ATLS mythbusting time – again. ATLS provides a great structure for talking and working trauma, but many of their procedures have been rethought the last couple of years as our understanding of trauma improves. Now it’s time for rethinking the log roll and digital rectal exam.
It’s a well known scenario: The blunt trauma patient is decided to have a mechanism of trauma that warrants a trauma CT. The primary survey is nearly done. Everyone is ready to move – but, oh no!, we nearly forgot the two final steps of ATLS: the log roll and the digital rectal exam! The momentum stops, everyone repositions to log roll the patient so the surgeon can feel the spine and then embarrass the patient with a finger up where the sun don’t shine. How often has this changed management in your experience? We thought so.
For blunt trauma, there isn’t really any good evidence or theory behind the log roll. For penetrating or suspected penetrating trauma, a log roll is necessary for excluding wounds on the back of the patient.
The log roll is also supposed to find spine fractures, but evidence shows that finding them is slightly more reliable than tossing a coin. So, as CT is widespread, and probably next on the list, you might as well wait for the scan.
Another good reason to wait for the scan is that the log roll seems to be the least stable way of moving a patient – both for the spine and for pelvic injuries. The spine will probably be fine, but you don’t want that pelvic injury to bust open again. Whereas lifting the patient straight up to remove clothes underneath or to move them over to where you want them, holds the spine and pelvis in place.
Digital rectal exam
The digital rectal examination (DRE) is useless as a general screening tool in trauma, and only seems to be there for getting back at patients for waking you at 3:30 in the morning. Still, most surgeons are really anal about the digital rectal exam.

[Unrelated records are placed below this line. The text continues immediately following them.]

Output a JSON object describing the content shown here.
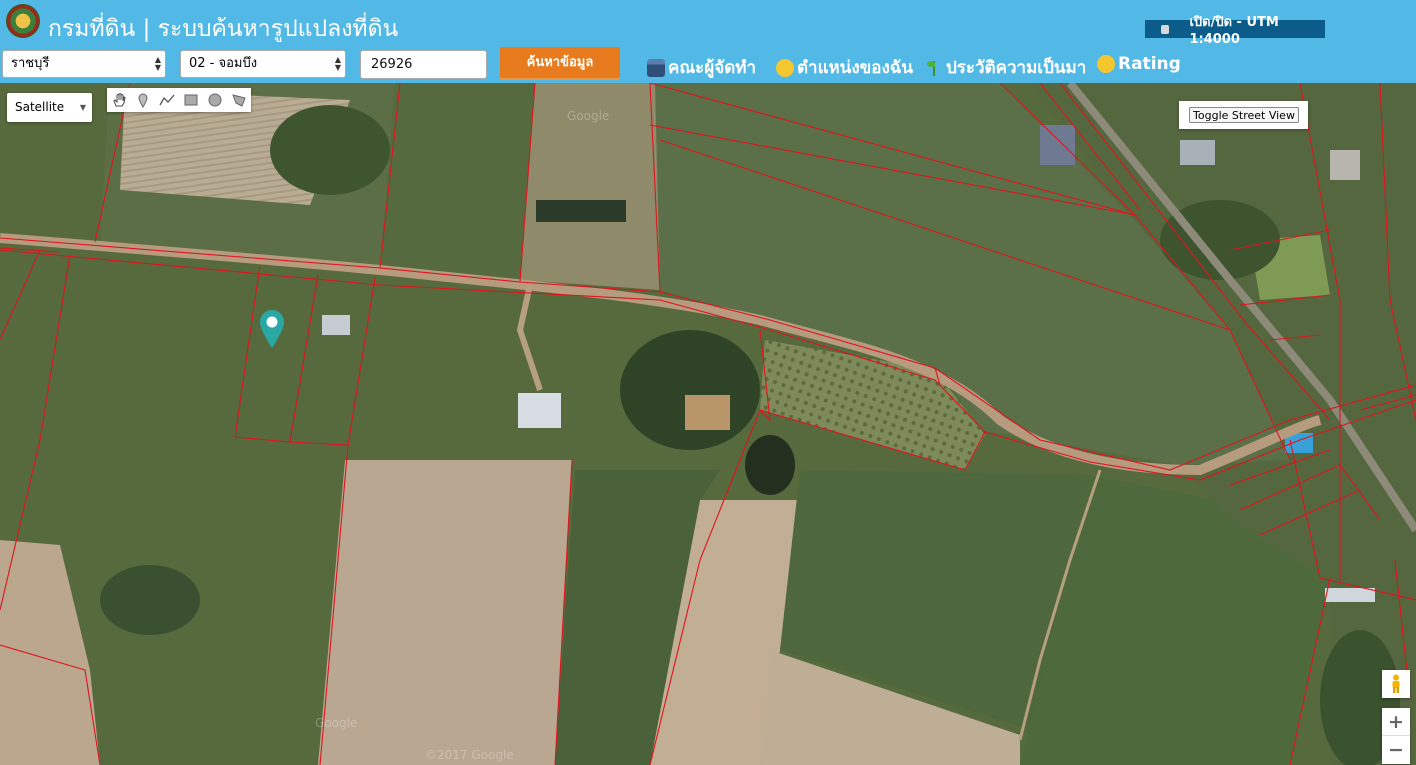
{
  "header": {
    "title": "กรมที่ดิน | ระบบค้นหารูปแปลงที่ดิน",
    "utm_toggle_label": "เปิด/ปิด - UTM 1:4000"
  },
  "search": {
    "province": "ราชบุรี",
    "district": "02 - จอมบึง",
    "parcel_number": "26926",
    "search_button": "ค้นหาข้อมูล"
  },
  "nav": {
    "team": "คณะผู้จัดทำ",
    "my_location": "ตำแหน่งของฉัน",
    "history": "ประวัติความเป็นมา",
    "rating": "Rating"
  },
  "map": {
    "map_type": "Satellite",
    "toggle_street_view": "Toggle Street View",
    "zoom_in": "+",
    "zoom_out": "−",
    "watermark_top": "Google",
    "watermark_bottom": "©2017 Google",
    "watermark_mid": "Google",
    "drawing_tools": [
      "hand-icon",
      "marker-icon",
      "polyline-icon",
      "rectangle-icon",
      "circle-icon",
      "polygon-icon"
    ],
    "colors": {
      "header_bg": "#52b9e6",
      "search_button": "#e87b1e",
      "utm_toggle": "#0b5c8a",
      "parcel_boundary": "#e0141e",
      "marker": "#2aa9a4"
    }
  }
}
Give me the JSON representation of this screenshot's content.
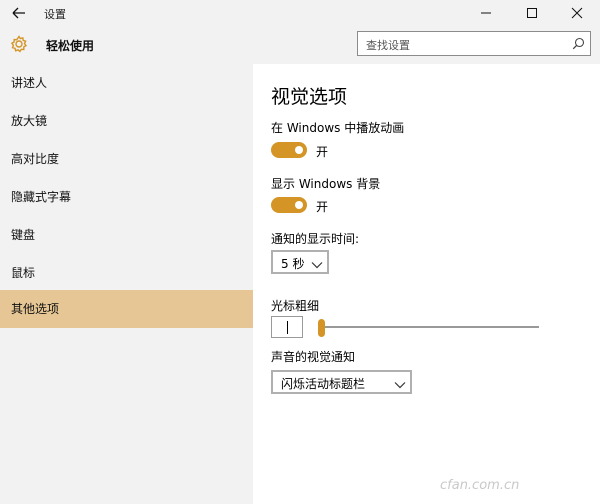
{
  "window": {
    "title": "设置"
  },
  "app": {
    "name": "轻松使用"
  },
  "search": {
    "placeholder": "查找设置"
  },
  "sidebar": {
    "items": [
      {
        "label": "讲述人"
      },
      {
        "label": "放大镜"
      },
      {
        "label": "高对比度"
      },
      {
        "label": "隐藏式字幕"
      },
      {
        "label": "键盘"
      },
      {
        "label": "鼠标"
      },
      {
        "label": "其他选项",
        "active": true
      }
    ]
  },
  "main": {
    "title": "视觉选项",
    "animations": {
      "label": "在 Windows 中播放动画",
      "state_label": "开",
      "on": true
    },
    "background": {
      "label": "显示 Windows 背景",
      "state_label": "开",
      "on": true
    },
    "notification": {
      "label": "通知的显示时间:",
      "value": "5 秒"
    },
    "cursor": {
      "label": "光标粗细",
      "thickness_level": 0.0
    },
    "visual_notification": {
      "label": "声音的视觉通知",
      "value": "闪烁活动标题栏"
    }
  },
  "colors": {
    "accent": "#d49526",
    "selected_nav": "#e6c694",
    "sidebar_bg": "#f2f2f2"
  },
  "icons": {
    "back": "back-arrow-icon",
    "app": "gear-icon",
    "search": "search-icon"
  },
  "watermark": {
    "text": "cfan.com.cn"
  }
}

The studies done agree that although DRE can have a high specificity if you find something, its sensitivity is very, very low. DRE can be indicated in penetrating trauma to the lower GI area, suspected pelvic fractures, urethral disruption or spinal chord injury – although other clinical indicators will be just as sensitive.
And in the latest version of ATLS, DRE is not mandatory anymore. So, engage brain and include the stats below in your decision making. As expected, the numbers in these studies are small, but here are the results from the pediatric DRE article linked below:
“Two hundred thirteen patients met our selection criteria and were included in the analysis. We identified 3 patients with spinal cord injury (1% prevalence), 13 patients with bowel injury (6%), 5 patients with rectal injury (2%), 12 patients with a pelvic fracture (6%), and 1 patient with urethral disruption (0.5%). The DRE failed to diagnose (false-negative rate) 66% of spinal cord injuries, 100% of bowel injuries, 100% of rectal wall injuries, 100% of pelvic fractures, and 100% of urethral disruption injuries“.
It’s time to question the blanket use of these two tests. One can be dangerous for the unstable pelvis, the other one an unnecessary embarrassment.
Keep the tests in mind, and use them if you find them clinically indicated and you think a positive or negative finding will change your management of the patient – but don’t do them just to show your superiors that you remember your ATLS and checked all the boxes.